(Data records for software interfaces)
=======

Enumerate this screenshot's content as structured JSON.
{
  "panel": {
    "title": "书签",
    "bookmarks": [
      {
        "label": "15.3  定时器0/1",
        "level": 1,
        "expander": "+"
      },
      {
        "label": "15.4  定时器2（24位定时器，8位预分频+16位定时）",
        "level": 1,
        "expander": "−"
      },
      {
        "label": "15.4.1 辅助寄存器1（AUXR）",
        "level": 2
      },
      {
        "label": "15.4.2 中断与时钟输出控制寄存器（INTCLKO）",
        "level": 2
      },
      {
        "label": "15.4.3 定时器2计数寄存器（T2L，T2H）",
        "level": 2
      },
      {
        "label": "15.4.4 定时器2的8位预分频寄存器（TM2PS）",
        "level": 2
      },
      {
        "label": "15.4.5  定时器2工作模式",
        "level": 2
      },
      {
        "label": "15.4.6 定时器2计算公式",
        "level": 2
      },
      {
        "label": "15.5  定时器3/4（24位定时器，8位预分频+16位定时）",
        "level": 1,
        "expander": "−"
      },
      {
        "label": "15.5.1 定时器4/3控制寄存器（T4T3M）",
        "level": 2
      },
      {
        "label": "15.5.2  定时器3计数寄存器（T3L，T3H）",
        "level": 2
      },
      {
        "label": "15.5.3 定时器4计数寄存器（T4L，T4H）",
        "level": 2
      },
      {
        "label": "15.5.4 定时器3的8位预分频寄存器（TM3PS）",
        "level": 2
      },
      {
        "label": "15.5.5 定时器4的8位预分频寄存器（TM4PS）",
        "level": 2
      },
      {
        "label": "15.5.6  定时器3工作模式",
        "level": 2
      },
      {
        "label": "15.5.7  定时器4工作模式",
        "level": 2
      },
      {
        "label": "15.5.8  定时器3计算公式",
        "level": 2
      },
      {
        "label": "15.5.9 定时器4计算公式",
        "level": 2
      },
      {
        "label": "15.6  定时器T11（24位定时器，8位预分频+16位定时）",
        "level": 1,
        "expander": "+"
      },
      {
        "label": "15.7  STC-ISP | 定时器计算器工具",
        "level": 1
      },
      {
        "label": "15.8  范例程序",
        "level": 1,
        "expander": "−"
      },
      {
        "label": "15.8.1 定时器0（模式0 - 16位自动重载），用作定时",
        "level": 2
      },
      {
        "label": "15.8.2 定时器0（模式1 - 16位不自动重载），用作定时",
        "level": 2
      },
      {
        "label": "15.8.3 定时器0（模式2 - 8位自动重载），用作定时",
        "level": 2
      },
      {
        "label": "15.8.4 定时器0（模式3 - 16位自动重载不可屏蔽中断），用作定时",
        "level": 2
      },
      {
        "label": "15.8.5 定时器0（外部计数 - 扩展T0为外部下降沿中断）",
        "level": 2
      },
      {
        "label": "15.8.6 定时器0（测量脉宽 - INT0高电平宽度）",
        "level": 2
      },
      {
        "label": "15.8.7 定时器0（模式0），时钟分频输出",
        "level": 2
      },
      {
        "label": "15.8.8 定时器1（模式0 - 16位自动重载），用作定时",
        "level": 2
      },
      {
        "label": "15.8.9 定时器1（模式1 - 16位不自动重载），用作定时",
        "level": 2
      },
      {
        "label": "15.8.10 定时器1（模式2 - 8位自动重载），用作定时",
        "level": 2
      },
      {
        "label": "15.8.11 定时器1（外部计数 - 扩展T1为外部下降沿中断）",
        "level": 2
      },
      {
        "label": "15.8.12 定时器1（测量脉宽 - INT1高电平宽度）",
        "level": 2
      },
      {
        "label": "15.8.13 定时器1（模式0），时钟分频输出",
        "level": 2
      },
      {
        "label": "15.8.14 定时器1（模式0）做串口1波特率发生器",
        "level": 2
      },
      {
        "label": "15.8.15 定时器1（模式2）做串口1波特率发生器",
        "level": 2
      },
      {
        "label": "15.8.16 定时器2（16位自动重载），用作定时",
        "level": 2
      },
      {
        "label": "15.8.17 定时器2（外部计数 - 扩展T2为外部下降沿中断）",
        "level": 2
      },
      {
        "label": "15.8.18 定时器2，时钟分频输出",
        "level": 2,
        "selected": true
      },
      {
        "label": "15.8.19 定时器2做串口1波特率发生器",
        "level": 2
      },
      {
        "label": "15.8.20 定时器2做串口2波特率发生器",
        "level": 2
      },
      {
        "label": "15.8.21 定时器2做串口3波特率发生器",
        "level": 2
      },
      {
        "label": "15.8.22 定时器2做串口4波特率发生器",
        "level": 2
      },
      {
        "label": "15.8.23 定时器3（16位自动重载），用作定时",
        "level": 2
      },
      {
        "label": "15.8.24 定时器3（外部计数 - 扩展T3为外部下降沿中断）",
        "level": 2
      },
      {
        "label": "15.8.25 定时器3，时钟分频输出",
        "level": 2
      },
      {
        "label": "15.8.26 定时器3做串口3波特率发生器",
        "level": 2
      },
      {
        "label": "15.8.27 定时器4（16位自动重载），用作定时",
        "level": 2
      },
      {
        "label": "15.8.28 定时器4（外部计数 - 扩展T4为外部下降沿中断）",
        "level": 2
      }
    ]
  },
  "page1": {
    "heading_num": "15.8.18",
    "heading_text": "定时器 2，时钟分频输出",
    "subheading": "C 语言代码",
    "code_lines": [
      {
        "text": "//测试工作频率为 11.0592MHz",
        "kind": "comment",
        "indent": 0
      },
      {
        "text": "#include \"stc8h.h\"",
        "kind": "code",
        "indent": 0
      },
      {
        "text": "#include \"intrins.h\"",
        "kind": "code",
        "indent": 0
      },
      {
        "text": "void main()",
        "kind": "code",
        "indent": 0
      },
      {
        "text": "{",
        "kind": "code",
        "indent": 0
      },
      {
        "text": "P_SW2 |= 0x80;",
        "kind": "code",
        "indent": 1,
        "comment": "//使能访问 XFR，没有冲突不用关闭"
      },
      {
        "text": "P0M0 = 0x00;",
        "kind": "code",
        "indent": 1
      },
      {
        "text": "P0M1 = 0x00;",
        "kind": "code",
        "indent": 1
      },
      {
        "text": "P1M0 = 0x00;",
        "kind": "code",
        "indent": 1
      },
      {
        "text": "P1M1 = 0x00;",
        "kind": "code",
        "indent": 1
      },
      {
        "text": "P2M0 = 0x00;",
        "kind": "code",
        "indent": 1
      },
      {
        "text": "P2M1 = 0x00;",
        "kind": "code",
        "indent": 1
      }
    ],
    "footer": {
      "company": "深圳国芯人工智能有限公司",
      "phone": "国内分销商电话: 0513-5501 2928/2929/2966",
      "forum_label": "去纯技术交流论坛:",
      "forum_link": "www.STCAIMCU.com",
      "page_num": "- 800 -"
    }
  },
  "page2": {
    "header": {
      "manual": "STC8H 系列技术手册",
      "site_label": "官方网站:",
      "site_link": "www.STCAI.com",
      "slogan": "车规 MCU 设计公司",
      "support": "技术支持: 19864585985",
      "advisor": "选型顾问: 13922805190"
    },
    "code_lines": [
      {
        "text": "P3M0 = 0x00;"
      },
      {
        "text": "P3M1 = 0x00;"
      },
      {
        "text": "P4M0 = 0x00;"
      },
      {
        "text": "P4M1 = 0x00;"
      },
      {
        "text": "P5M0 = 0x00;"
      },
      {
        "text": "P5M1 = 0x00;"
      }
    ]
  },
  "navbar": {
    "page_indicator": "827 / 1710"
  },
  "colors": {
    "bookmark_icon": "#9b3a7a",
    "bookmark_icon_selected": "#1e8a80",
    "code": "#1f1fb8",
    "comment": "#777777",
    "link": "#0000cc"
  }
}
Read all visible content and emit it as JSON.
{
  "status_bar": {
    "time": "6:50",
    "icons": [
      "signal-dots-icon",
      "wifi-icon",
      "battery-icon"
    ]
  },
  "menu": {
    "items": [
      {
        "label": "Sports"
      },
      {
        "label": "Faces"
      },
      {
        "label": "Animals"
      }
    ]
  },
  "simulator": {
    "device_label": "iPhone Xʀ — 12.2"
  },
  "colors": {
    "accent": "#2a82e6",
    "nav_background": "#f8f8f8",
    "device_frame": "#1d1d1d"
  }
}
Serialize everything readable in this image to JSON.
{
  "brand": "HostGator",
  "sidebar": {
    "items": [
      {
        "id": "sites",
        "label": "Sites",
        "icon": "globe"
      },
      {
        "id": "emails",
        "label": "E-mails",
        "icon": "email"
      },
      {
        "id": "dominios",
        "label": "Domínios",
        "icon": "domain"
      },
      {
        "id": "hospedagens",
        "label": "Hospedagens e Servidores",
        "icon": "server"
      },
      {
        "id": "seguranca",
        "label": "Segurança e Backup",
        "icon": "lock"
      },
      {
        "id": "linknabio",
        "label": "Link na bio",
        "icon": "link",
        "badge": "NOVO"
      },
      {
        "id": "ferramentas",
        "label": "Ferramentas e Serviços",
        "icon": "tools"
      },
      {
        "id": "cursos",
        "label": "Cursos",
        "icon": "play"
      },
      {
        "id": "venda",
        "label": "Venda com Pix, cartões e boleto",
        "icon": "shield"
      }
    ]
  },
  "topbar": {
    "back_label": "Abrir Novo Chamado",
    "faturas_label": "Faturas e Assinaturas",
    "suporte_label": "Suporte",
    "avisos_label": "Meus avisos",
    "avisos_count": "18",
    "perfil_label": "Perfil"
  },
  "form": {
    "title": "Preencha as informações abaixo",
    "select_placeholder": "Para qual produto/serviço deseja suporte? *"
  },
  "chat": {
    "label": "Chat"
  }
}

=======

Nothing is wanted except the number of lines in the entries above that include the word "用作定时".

- _Task result_:
10